Except, my comparisons will switch. The Ledge is an obvious counterpoint, but while I was watching Man on a Ledge, my thoughts went more to Spike Lee's Inside Man (2006). I found a lot more similarities between what Lee was trying to do six years ago and what director Asger Leth was trying to do now. I suppose more bonds are to be had between screenwriters Russell Gewirtz and Pablo F. Fenjves, respectively.
Inside Man dealt with what looked like a bank robbery. Man on a Ledge deals with what looks like a diamond heist. Inside Man ends up having a villain who is an old man with connections to real-world social ills, namely the Holocaust. Man on a Ledge also ends up having a villain who's an old man with such connections. Except here, it's the 2008 financial crisis.
Jamie Bell (Billy Elliott and The Eagle) plays Joey Cassidy, Nick's younger brother. He along with his girlfriend, Angie, played by Genesis Rodriguez, both could have been rejects pulled from Ocean's Eleven because they deftly work to pull off a diamond heist across the street from the midtown Manhattan building where Nick has perched himself as basically a distraction to keep the NYPD occupied.

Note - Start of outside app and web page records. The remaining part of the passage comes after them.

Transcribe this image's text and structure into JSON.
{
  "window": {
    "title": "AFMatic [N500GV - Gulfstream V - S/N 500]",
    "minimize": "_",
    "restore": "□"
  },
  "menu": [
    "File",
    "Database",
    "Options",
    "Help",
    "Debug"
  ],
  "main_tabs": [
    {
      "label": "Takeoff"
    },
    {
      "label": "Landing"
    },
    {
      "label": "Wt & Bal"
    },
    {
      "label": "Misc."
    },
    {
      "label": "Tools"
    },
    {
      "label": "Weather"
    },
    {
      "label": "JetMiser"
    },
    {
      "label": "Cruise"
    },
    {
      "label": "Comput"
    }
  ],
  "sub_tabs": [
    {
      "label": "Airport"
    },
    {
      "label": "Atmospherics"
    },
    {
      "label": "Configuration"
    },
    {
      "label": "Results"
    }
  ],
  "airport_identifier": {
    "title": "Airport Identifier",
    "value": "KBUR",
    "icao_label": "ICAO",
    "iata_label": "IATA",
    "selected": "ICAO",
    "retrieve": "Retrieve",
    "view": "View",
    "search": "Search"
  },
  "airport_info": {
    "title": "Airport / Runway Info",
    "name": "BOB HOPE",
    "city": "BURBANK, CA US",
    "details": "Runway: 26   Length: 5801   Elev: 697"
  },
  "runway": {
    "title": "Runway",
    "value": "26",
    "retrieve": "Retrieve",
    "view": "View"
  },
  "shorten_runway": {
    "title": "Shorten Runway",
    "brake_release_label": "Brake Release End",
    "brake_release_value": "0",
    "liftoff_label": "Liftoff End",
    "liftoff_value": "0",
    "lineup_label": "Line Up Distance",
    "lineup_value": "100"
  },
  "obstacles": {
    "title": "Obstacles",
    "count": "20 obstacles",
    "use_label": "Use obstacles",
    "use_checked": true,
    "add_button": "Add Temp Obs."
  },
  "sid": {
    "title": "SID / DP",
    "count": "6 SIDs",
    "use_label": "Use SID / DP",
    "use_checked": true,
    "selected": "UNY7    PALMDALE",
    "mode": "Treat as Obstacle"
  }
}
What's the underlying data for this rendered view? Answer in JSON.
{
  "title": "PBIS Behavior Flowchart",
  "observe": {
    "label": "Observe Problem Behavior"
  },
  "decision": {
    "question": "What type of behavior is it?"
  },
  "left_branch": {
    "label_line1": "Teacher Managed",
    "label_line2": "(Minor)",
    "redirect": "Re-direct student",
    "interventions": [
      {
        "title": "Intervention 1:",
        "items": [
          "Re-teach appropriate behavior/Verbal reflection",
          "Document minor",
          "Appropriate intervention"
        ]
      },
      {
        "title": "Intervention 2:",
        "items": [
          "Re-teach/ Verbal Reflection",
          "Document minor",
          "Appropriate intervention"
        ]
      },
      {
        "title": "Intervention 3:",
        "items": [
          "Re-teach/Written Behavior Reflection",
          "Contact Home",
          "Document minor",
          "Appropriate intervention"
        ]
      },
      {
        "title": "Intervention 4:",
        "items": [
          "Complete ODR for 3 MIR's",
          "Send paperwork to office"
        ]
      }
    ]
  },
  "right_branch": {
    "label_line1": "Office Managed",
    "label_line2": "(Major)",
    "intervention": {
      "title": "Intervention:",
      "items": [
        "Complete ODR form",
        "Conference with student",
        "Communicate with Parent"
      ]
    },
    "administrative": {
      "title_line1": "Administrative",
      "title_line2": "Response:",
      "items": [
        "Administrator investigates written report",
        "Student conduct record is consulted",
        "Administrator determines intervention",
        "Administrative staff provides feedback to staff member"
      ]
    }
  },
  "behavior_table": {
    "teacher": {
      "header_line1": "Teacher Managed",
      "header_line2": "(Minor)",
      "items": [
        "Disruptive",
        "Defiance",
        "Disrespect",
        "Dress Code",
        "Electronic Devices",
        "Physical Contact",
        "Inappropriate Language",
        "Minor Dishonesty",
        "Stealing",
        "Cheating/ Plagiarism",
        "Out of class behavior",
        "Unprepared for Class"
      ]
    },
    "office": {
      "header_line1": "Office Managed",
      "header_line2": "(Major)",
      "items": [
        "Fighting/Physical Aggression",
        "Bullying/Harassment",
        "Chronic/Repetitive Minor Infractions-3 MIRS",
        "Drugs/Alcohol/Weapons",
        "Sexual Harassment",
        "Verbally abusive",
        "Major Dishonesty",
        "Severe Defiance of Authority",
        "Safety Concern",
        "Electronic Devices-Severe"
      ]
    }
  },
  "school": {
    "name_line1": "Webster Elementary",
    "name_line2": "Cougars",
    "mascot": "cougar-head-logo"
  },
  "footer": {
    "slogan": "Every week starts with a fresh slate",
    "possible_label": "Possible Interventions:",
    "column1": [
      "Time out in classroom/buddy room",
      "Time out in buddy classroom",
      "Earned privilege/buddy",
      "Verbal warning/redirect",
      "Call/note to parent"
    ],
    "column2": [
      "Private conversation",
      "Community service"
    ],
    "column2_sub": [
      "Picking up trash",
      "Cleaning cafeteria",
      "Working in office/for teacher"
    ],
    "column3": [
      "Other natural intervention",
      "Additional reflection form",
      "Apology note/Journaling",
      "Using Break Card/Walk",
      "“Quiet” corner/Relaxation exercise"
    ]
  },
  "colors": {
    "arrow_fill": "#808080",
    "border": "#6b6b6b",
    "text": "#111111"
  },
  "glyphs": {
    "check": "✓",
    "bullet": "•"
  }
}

The diamond in question belongs to David Englander, the aforementioned villain, played by Oscar-nominee Ed Harris (Apollo 13 and The Truman Show). Englander is a real estate magnate who owns the Monarch diamond, a very, very expensive piece of jewelry, one that needs to be protected in a special vault that has cameras, heat sensors, eye-scanning locks and reinforced doors.
The heist and subsequent conspiracy thriller aren't bad. It's all quite engaging, though the chemistry between Worthington and Banks isn't there. A rapport is supposed to build for them. I'm not sure I really bought it. There were moments when Worthington's Australian accent spilled through, but quite frankly I thought Worthington had better chemistry with Anthony Mackie who plays Mike Ackerman, a cop and friend.
There are two fairly good chase scenes. One in the beginning injects a good dose of energy into the film. Ironically, it's one in a scene you'd think wouldn't have that kind of energy. It's a funeral scene. The second is through the Roosevelt Hotel in New York City where the majority of the movie takes place.
Leth and his team shoot 200 feet in the air on the 21st floor. The filmmakers pull off some nice stunts high up there. Edward Burns who I always enjoy was great as the comic relief. He played Jack Dougherty, another cop acting as negotiator. He had a better rapport with Banks than Worthington. I almost wanted him to be involved more.
Three Stars out of Five.
Rated PG-13 for violence and brief strong language.
Running Time: 1 hr. and 42 mins.